* _Instructions for the task_
Return the number of lines below with "title" in them, and nothing else.

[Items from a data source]
· · · ·

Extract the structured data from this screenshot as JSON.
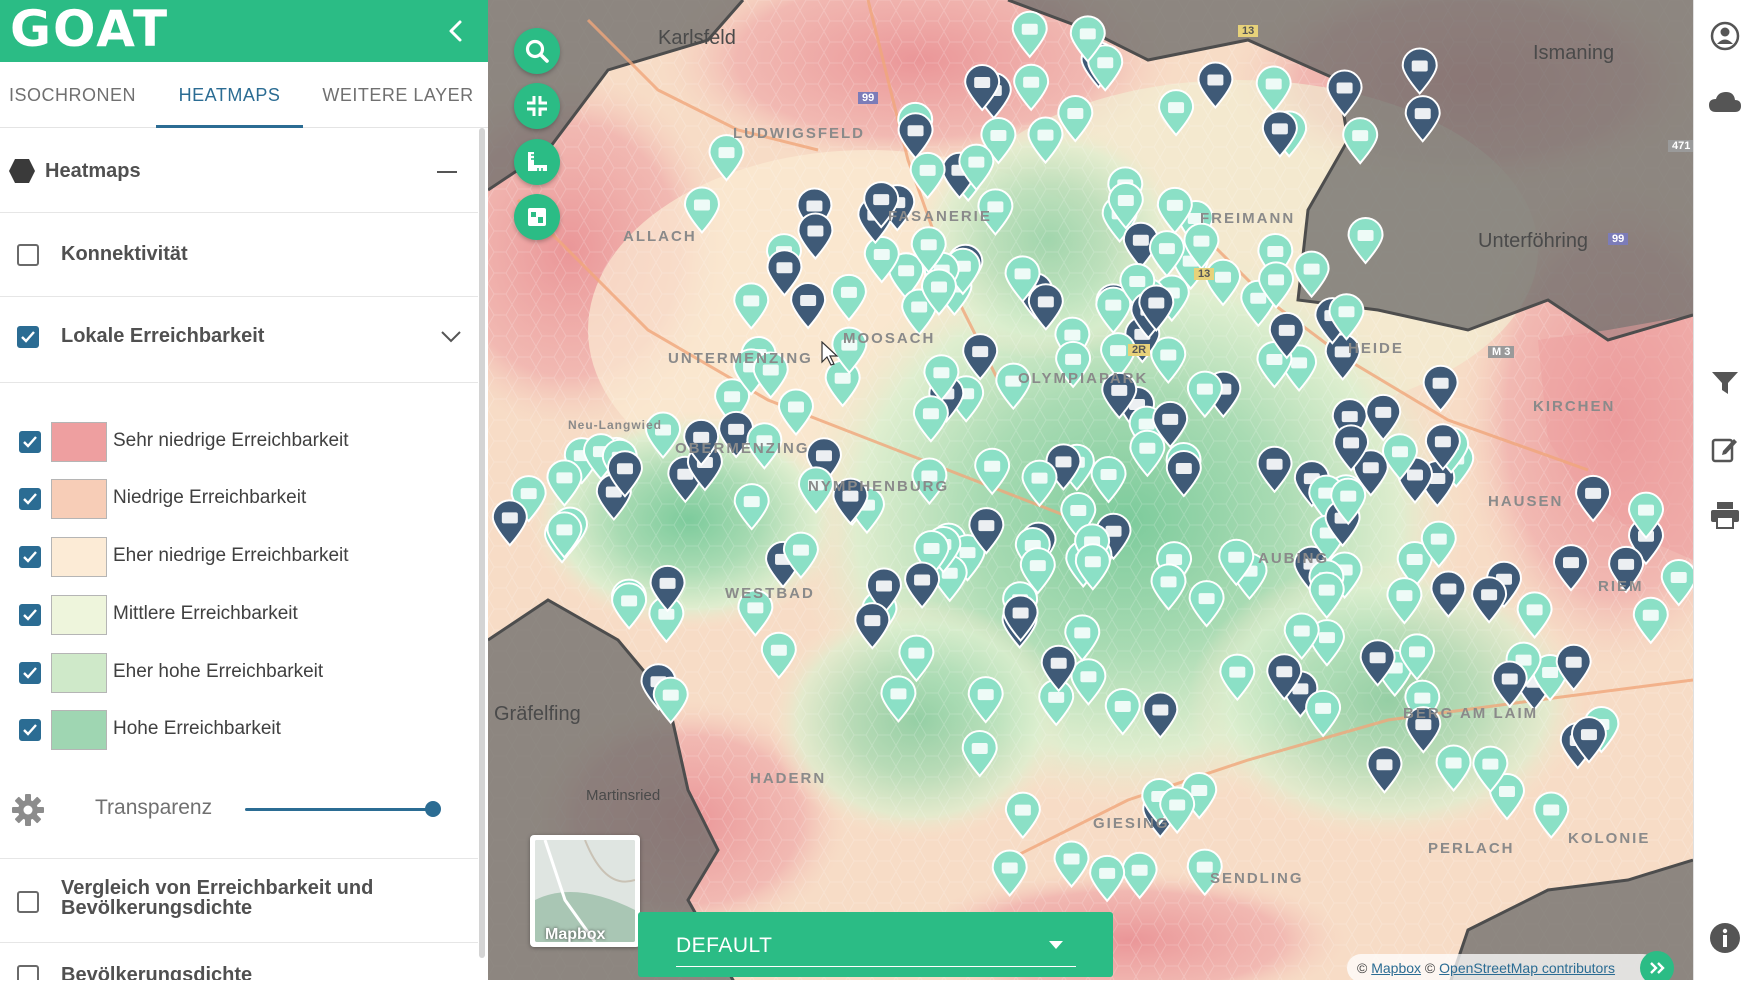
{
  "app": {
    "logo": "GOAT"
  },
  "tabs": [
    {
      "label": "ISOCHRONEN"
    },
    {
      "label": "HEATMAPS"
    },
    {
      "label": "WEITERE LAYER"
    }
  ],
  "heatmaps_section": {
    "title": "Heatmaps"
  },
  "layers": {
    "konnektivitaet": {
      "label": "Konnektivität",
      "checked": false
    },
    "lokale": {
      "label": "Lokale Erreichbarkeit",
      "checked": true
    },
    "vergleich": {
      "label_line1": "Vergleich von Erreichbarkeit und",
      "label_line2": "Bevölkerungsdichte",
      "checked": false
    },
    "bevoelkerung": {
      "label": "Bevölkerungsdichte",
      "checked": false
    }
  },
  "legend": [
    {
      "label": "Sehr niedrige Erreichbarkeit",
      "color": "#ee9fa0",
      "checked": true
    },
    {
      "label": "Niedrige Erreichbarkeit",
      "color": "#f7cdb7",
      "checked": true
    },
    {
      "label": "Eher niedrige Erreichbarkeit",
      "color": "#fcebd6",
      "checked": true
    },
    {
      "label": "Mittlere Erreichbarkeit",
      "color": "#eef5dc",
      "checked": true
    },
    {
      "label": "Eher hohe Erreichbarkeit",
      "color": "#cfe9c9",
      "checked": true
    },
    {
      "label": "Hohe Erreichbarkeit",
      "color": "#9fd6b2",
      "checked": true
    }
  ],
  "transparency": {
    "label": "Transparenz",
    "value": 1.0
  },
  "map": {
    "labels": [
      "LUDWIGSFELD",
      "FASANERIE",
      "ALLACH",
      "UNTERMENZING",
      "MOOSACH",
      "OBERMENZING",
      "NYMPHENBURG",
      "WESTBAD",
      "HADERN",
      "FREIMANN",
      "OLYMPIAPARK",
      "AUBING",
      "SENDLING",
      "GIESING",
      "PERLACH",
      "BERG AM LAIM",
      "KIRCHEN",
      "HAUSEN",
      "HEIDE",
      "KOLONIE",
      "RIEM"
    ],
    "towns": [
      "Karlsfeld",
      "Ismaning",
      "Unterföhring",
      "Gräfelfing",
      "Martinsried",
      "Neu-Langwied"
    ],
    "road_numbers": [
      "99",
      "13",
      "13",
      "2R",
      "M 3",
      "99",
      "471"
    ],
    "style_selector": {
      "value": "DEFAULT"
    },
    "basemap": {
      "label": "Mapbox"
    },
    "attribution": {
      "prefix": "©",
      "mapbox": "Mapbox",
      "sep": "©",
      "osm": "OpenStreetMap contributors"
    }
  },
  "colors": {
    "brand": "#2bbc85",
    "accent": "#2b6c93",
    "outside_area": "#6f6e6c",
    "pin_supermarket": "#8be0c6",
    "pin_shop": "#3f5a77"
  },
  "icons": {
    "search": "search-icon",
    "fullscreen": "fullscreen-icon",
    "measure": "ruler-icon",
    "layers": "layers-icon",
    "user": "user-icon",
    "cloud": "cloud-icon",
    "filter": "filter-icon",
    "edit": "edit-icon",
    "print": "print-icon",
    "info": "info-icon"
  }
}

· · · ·

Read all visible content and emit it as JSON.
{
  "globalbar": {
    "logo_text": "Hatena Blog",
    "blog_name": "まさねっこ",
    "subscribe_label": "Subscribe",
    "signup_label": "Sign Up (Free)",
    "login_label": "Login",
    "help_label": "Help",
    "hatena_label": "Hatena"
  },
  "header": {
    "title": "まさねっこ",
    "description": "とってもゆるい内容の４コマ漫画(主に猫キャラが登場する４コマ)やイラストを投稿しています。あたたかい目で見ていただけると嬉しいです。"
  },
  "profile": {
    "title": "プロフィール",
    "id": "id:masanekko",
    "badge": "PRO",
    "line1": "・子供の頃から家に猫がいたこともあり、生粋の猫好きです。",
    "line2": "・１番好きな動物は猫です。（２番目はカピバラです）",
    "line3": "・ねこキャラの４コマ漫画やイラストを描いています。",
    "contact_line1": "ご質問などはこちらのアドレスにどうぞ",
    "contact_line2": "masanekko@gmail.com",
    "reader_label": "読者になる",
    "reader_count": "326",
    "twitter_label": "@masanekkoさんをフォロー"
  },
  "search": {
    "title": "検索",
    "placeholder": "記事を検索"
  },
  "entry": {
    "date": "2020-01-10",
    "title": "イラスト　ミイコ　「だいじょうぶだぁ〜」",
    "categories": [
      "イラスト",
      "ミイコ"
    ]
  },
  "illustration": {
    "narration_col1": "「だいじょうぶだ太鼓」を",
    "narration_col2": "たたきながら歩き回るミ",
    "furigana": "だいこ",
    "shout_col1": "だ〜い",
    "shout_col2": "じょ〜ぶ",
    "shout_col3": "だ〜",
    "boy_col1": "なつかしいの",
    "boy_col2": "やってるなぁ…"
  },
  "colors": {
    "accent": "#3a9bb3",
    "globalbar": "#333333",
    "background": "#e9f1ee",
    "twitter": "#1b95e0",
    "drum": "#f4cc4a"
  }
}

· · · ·

* _The answer_
5